British History from the Romans to the Normans
A learning module about early British history, orientated towards primary school. The module is intended for use in conjunction with a suitable children's book on the subject. When using this module, it is recommended to make books available to the child for reference while working with the module. It may be helpful to work with your child and help them find the answers in the book(s) at first. The module includes questions from the departure of the Romans and the first arrival of the Angles and
When Evil Intrudes (Twenty Years After: The Legacy of the Tuskegee Syphilis Study)
Twenty years ago Peter Buxtun, a public health official working for the United States Public Health Service, complained to a reporter for the Associated Press that he was deeply concerned about the morality of an ongoing study being sponsored by the Public Health Service--a study compiling information about the course and effects of syphilis in human beings based upon medical examinations of poor black men in Macon County, Alabama.
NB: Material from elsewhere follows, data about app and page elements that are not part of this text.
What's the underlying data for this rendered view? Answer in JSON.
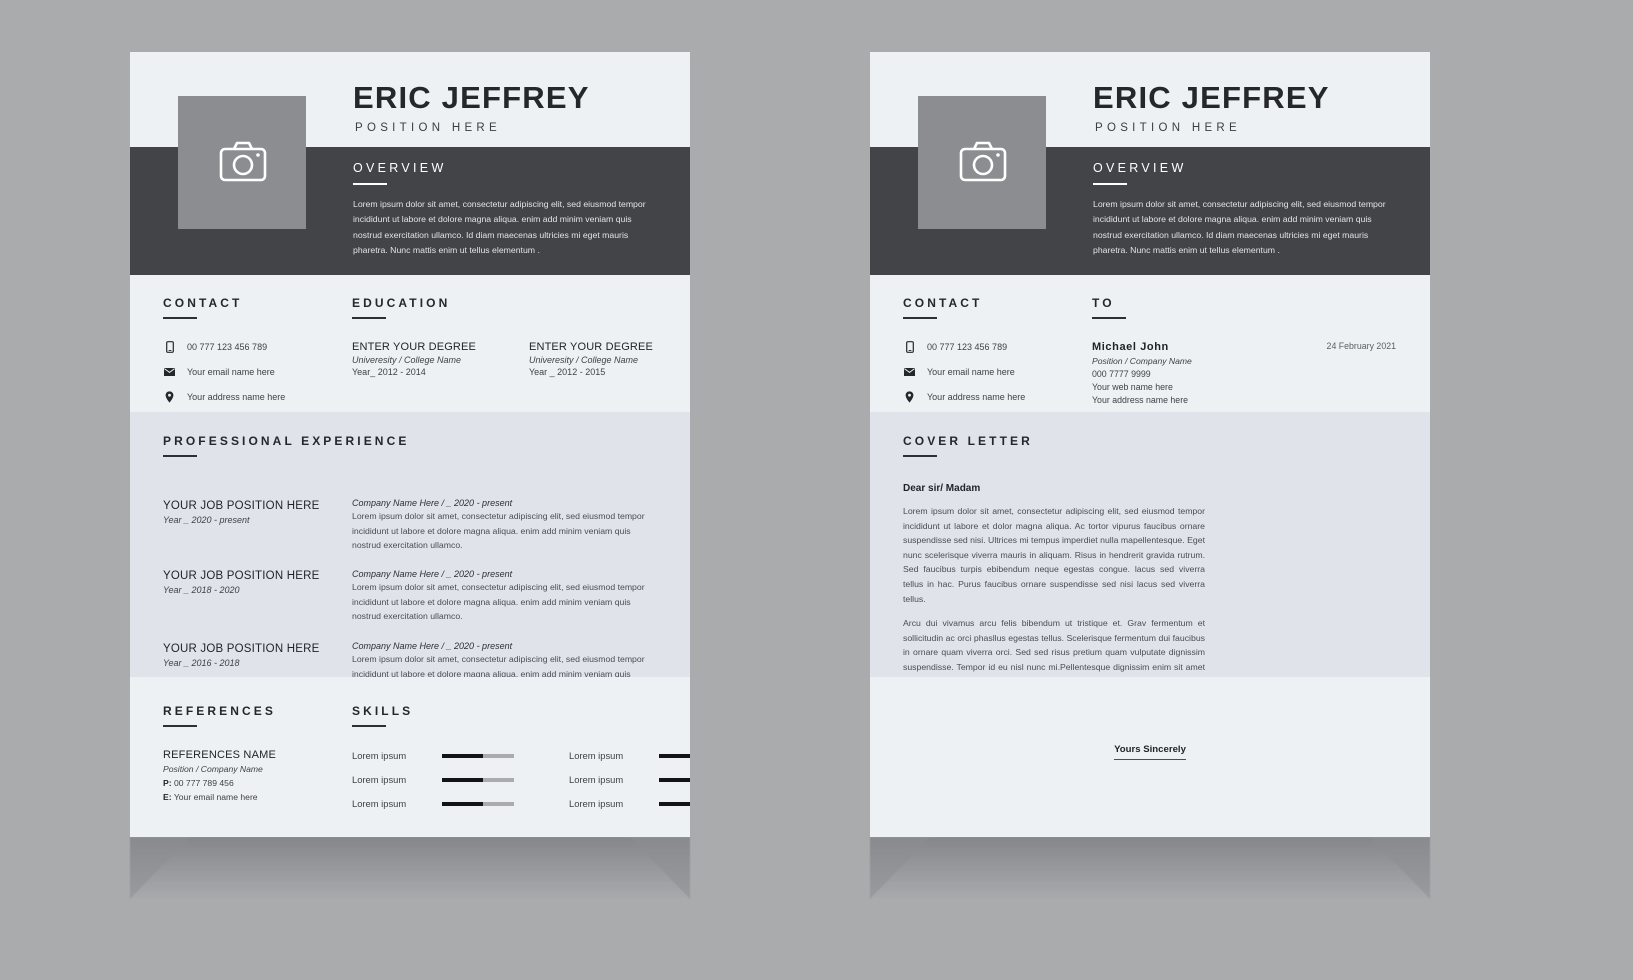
{
  "theme": {
    "background": "#aaabad",
    "page_light": "#eef1f3",
    "page_alt": "#e0e4ea",
    "dark_band": "#424448",
    "photo_fill": "#8b8d90",
    "text_dark": "#1f2226",
    "text_body": "#4a4d53",
    "bar_filled": "#111317",
    "bar_track": "#a9abaf"
  },
  "resume": {
    "header": {
      "name": "ERIC JEFFREY",
      "position": "POSITION HERE",
      "photo_icon": "camera-icon"
    },
    "overview": {
      "title": "OVERVIEW",
      "body": "Lorem ipsum dolor sit amet, consectetur adipiscing elit, sed eiusmod tempor incididunt ut labore et dolore magna aliqua. enim add minim veniam quis nostrud exercitation ullamco. Id diam maecenas ultricies mi eget mauris pharetra. Nunc mattis enim ut tellus elementum ."
    },
    "contact": {
      "title": "CONTACT",
      "items": [
        {
          "icon": "phone-icon",
          "value": "00 777 123 456 789"
        },
        {
          "icon": "envelope-icon",
          "value": "Your email name here"
        },
        {
          "icon": "location-pin-icon",
          "value": "Your address name here"
        }
      ]
    },
    "education": {
      "title": "EDUCATION",
      "entries": [
        {
          "degree": "ENTER YOUR DEGREE",
          "school": "Univeresity / College Name",
          "year": "Year_ 2012 - 2014"
        },
        {
          "degree": "ENTER YOUR DEGREE",
          "school": "Univeresity / College Name",
          "year": "Year _ 2012 - 2015"
        }
      ]
    },
    "experience": {
      "title": "PROFESSIONAL EXPERIENCE",
      "entries": [
        {
          "position": "YOUR JOB POSITION HERE",
          "year": "Year _ 2020 - present",
          "company": "Company Name Here / _ 2020 - present",
          "description": "Lorem ipsum dolor sit amet, consectetur adipiscing elit, sed eiusmod tempor incididunt ut labore et dolore magna aliqua. enim add minim veniam quis nostrud exercitation ullamco."
        },
        {
          "position": "YOUR JOB POSITION HERE",
          "year": "Year _ 2018 - 2020",
          "company": "Company Name Here / _ 2020 - present",
          "description": "Lorem ipsum dolor sit amet, consectetur adipiscing elit, sed eiusmod tempor incididunt ut labore et dolore magna aliqua. enim add minim veniam quis nostrud exercitation ullamco."
        },
        {
          "position": "YOUR JOB POSITION HERE",
          "year": "Year _ 2016 - 2018",
          "company": "Company Name Here / _ 2020 - present",
          "description": "Lorem ipsum dolor sit amet, consectetur adipiscing elit, sed eiusmod tempor incididunt ut labore et dolore magna aliqua. enim add minim veniam quis nostrud exercitation ullamco."
        }
      ]
    },
    "references": {
      "title": "REFERENCES",
      "name": "REFERENCES NAME",
      "position": "Position / Company Name",
      "phone_label": "P:",
      "phone": "00 777 789 456",
      "email_label": "E:",
      "email": "Your email name here"
    },
    "skills": {
      "title": "SKILLS",
      "column_left": [
        {
          "label": "Lorem ipsum",
          "level": 57
        },
        {
          "label": "Lorem ipsum",
          "level": 57
        },
        {
          "label": "Lorem ipsum",
          "level": 57
        }
      ],
      "column_right": [
        {
          "label": "Lorem ipsum",
          "level": 55
        },
        {
          "label": "Lorem ipsum",
          "level": 55
        },
        {
          "label": "Lorem ipsum",
          "level": 55
        }
      ]
    }
  },
  "cover": {
    "header": {
      "name": "ERIC JEFFREY",
      "position": "POSITION HERE",
      "photo_icon": "camera-icon"
    },
    "overview": {
      "title": "OVERVIEW",
      "body": "Lorem ipsum dolor sit amet, consectetur adipiscing elit, sed eiusmod tempor incididunt ut labore et dolore magna aliqua. enim add minim veniam quis nostrud exercitation ullamco. Id diam maecenas ultricies mi eget mauris pharetra. Nunc mattis enim ut tellus elementum ."
    },
    "contact": {
      "title": "CONTACT",
      "items": [
        {
          "icon": "phone-icon",
          "value": "00 777 123 456 789"
        },
        {
          "icon": "envelope-icon",
          "value": "Your email name here"
        },
        {
          "icon": "location-pin-icon",
          "value": "Your address name here"
        }
      ]
    },
    "to": {
      "title": "TO",
      "name": "Michael  John",
      "position": "Position / Company Name",
      "phone": "000 7777 9999",
      "web": "Your  web name here",
      "address": "Your address name here",
      "date": "24 February 2021"
    },
    "letter": {
      "title": "COVER LETTER",
      "greeting": "Dear sir/ Madam",
      "paragraph_1": "Lorem ipsum dolor sit amet, consectetur adipiscing elit, sed eiusmod tempor incididunt ut labore et dolor magna aliqua. Ac tortor vipurus faucibus ornare suspendisse sed nisi. Ultrices mi tempus imperdiet nulla mapellentesque. Eget nunc scelerisque viverra mauris in aliquam. Risus in hendrerit gravida rutrum. Sed faucibus turpis ebibendum neque egestas congue. lacus sed viverra tellus in hac. Purus faucibus ornare suspendisse sed nisi lacus sed viverra tellus.",
      "paragraph_2": "Arcu dui vivamus arcu felis bibendum ut tristique et. Grav fermentum et sollicitudin ac orci phasllus egestas tellus. Scelerisque fermentum dui faucibus in ornare quam viverra orci. Sed sed risus pretium quam vulputate dignissim suspendisse. Tempor id eu nisl nunc mi.Pellentesque dignissim enim sit amet venenatis urna. Purus faucibus ornare suspendisse sed nisi lacus sed. Sit amet aliquam id diam maecenas ultricies mi ellamcorper dignissim cras tincidunt lobortis feugiat vivamus  augue. Gravida arcu ac tortor dignissim. Mattis vulputate enim nulla aliquet porttitor lacus. Neque aliquam vestibulum.",
      "signoff": "Yours Sincerely"
    }
  }
}
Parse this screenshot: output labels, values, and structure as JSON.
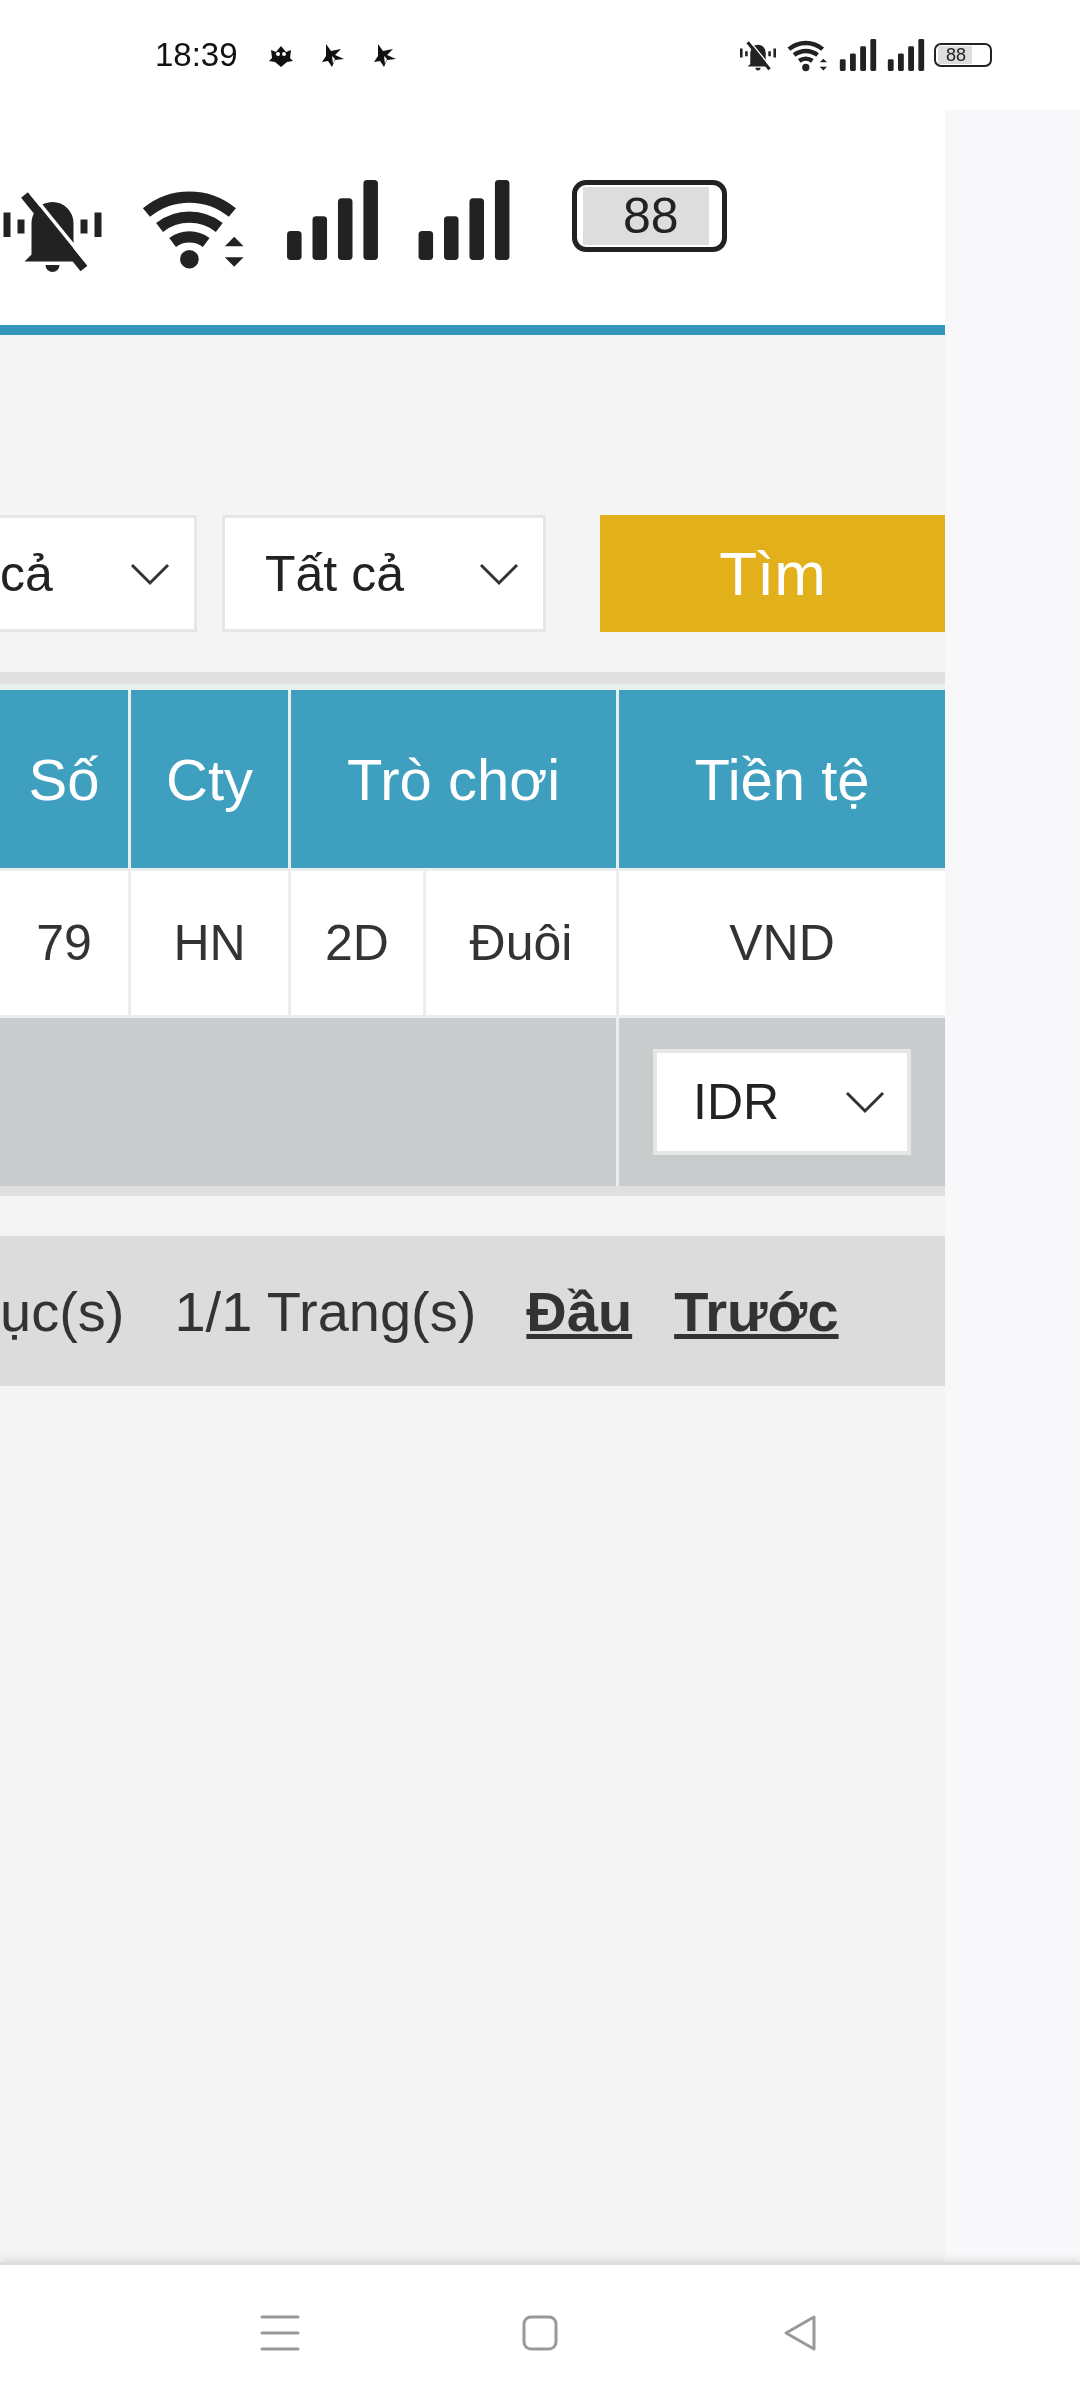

The men, or more accurately, those still living, had been coming
Open University Art History researcher, Gill Perry takes us through The National Portrait Gallery and explores the relationship between 18th Century art and theatre and the notion of actresses and their portraits as seductive, beguiling objects. Gill also looks at paralells in the ways contemporary female stars use media images to promote themselves as celebrities.
Globalism: Report from the Front Lines of Oil and Global Warming
Ben Namakin, an environmental educator from Micronesia, runs The Green Road, a mobile environmental awareness program focusing on upland watershed, mangroves, coral reefs, and waste and pollution. Using photography and film footage to talk about his experiences, Namakin will address global warming, environmental racism, and the influence of oil companies on political decision-making. He will particularly focus on how these consequences affect the cultures and lifestyles of Pacific Islanders. In